Carry over every entry exactly as it appears in the records.

- - - - -

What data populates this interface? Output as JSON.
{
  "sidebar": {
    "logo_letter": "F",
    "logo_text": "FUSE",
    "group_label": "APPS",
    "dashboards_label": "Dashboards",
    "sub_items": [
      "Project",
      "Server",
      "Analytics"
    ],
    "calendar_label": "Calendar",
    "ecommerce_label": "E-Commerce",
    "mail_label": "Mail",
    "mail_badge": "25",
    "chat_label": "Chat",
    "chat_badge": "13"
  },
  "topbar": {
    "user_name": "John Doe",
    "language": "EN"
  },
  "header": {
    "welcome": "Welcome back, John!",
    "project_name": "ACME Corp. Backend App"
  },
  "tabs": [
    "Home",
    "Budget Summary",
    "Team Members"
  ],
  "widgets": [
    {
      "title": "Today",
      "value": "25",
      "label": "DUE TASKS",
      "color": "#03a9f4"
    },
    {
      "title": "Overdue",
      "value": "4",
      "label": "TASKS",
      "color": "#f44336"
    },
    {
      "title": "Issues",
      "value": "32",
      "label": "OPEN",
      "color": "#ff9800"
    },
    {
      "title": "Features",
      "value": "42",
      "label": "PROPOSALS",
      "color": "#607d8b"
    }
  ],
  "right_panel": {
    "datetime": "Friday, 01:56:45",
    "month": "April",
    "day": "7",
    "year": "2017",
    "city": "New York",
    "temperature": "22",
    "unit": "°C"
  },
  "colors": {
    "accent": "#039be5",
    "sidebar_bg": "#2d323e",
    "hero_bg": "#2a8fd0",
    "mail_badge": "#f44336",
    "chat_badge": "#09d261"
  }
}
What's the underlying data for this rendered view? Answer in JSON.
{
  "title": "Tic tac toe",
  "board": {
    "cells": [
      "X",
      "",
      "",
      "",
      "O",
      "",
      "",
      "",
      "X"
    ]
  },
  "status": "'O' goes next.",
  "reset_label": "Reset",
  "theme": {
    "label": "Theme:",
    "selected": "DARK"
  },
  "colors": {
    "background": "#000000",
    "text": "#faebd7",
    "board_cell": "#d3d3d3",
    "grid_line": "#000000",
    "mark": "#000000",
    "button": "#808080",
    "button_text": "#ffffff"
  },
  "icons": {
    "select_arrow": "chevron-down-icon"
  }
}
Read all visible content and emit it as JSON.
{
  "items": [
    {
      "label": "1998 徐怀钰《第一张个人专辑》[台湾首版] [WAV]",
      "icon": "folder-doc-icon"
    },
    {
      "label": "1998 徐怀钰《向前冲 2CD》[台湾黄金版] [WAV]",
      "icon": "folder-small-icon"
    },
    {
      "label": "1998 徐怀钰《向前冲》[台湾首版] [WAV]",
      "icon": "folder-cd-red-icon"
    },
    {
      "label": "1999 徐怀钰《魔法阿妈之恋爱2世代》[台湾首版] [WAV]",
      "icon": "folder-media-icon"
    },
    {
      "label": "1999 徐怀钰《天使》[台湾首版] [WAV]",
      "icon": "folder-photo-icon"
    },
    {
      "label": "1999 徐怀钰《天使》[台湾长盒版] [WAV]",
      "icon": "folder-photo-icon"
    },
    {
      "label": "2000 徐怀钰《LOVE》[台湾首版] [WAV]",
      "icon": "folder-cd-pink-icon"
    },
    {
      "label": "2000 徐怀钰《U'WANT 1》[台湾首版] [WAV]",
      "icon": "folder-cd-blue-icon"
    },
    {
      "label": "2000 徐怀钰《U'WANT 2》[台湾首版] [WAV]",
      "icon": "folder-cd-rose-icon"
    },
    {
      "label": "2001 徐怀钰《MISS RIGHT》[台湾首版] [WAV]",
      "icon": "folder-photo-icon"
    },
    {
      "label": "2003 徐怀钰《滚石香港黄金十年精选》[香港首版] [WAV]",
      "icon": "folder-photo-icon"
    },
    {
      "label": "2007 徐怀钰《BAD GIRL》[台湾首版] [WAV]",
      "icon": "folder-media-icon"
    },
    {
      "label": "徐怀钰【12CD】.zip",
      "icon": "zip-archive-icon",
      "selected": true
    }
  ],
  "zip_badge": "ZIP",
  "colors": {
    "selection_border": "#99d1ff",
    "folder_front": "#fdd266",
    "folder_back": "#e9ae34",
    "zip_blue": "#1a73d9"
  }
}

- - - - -

§ **SOLUTION TO THE PROBLEM**
What data populates this interface? Output as JSON.
{
  "sidebar": {
    "logo_letter": "F",
    "logo_text": "FUSE",
    "group_label": "APPS",
    "dashboards_label": "Dashboards",
    "sub_items": [
      "Project",
      "Server",
      "Analytics"
    ],
    "calendar_label": "Calendar",
    "ecommerce_label": "E-Commerce",
    "mail_label": "Mail",
    "mail_badge": "25",
    "chat_label": "Chat",
    "chat_badge": "13"
  },
  "topbar": {
    "user_name": "John Doe",
    "language": "EN"
  },
  "header": {
    "welcome": "Welcome back, John!",
    "project_name": "ACME Corp. Backend App"
  },
  "tabs": [
    "Home",
    "Budget Summary",
    "Team Members"
  ],
  "widgets": [
    {
      "title": "Today",
      "value": "25",
      "label": "DUE TASKS",
      "color": "#03a9f4"
    },
    {
      "title": "Overdue",
      "value": "4",
      "label": "TASKS",
      "color": "#f44336"
    },
    {
      "title": "Issues",
      "value": "32",
      "label": "OPEN",
      "color": "#ff9800"
    },
    {
      "title": "Features",
      "value": "42",
      "label": "PROPOSALS",
      "color": "#607d8b"
    }
  ],
  "right_panel": {
    "datetime": "Friday, 01:56:45",
    "month": "April",
    "day": "7",
    "year": "2017",
    "city": "New York",
    "temperature": "22",
    "unit": "°C"
  },
  "colors": {
    "accent": "#039be5",
    "sidebar_bg": "#2d323e",
    "hero_bg": "#2a8fd0",
    "mail_badge": "#f44336",
    "chat_badge": "#09d261"
  }
}
What's the underlying data for this rendered view? Answer in JSON.
{
  "title": "Tic tac toe",
  "board": {
    "cells": [
      "X",
      "",
      "",
      "",
      "O",
      "",
      "",
      "",
      "X"
    ]
  },
  "status": "'O' goes next.",
  "reset_label": "Reset",
  "theme": {
    "label": "Theme:",
    "selected": "DARK"
  },
  "colors": {
    "background": "#000000",
    "text": "#faebd7",
    "board_cell": "#d3d3d3",
    "grid_line": "#000000",
    "mark": "#000000",
    "button": "#808080",
    "button_text": "#ffffff"
  },
  "icons": {
    "select_arrow": "chevron-down-icon"
  }
}
Read all visible content and emit it as JSON.
{
  "items": [
    {
      "label": "1998 徐怀钰《第一张个人专辑》[台湾首版] [WAV]",
      "icon": "folder-doc-icon"
    },
    {
      "label": "1998 徐怀钰《向前冲 2CD》[台湾黄金版] [WAV]",
      "icon": "folder-small-icon"
    },
    {
      "label": "1998 徐怀钰《向前冲》[台湾首版] [WAV]",
      "icon": "folder-cd-red-icon"
    },
    {
      "label": "1999 徐怀钰《魔法阿妈之恋爱2世代》[台湾首版] [WAV]",
      "icon": "folder-media-icon"
    },
    {
      "label": "1999 徐怀钰《天使》[台湾首版] [WAV]",
      "icon": "folder-photo-icon"
    },
    {
      "label": "1999 徐怀钰《天使》[台湾长盒版] [WAV]",
      "icon": "folder-photo-icon"
    },
    {
      "label": "2000 徐怀钰《LOVE》[台湾首版] [WAV]",
      "icon": "folder-cd-pink-icon"
    },
    {
      "label": "2000 徐怀钰《U'WANT 1》[台湾首版] [WAV]",
      "icon": "folder-cd-blue-icon"
    },
    {
      "label": "2000 徐怀钰《U'WANT 2》[台湾首版] [WAV]",
      "icon": "folder-cd-rose-icon"
    },
    {
      "label": "2001 徐怀钰《MISS RIGHT》[台湾首版] [WAV]",
      "icon": "folder-photo-icon"
    },
    {
      "label": "2003 徐怀钰《滚石香港黄金十年精选》[香港首版] [WAV]",
      "icon": "folder-photo-icon"
    },
    {
      "label": "2007 徐怀钰《BAD GIRL》[台湾首版] [WAV]",
      "icon": "folder-media-icon"
    },
    {
      "label": "徐怀钰【12CD】.zip",
      "icon": "zip-archive-icon",
      "selected": true
    }
  ],
  "zip_badge": "ZIP",
  "colors": {
    "selection_border": "#99d1ff",
    "folder_front": "#fdd266",
    "folder_back": "#e9ae34",
    "zip_blue": "#1a73d9"
  }
}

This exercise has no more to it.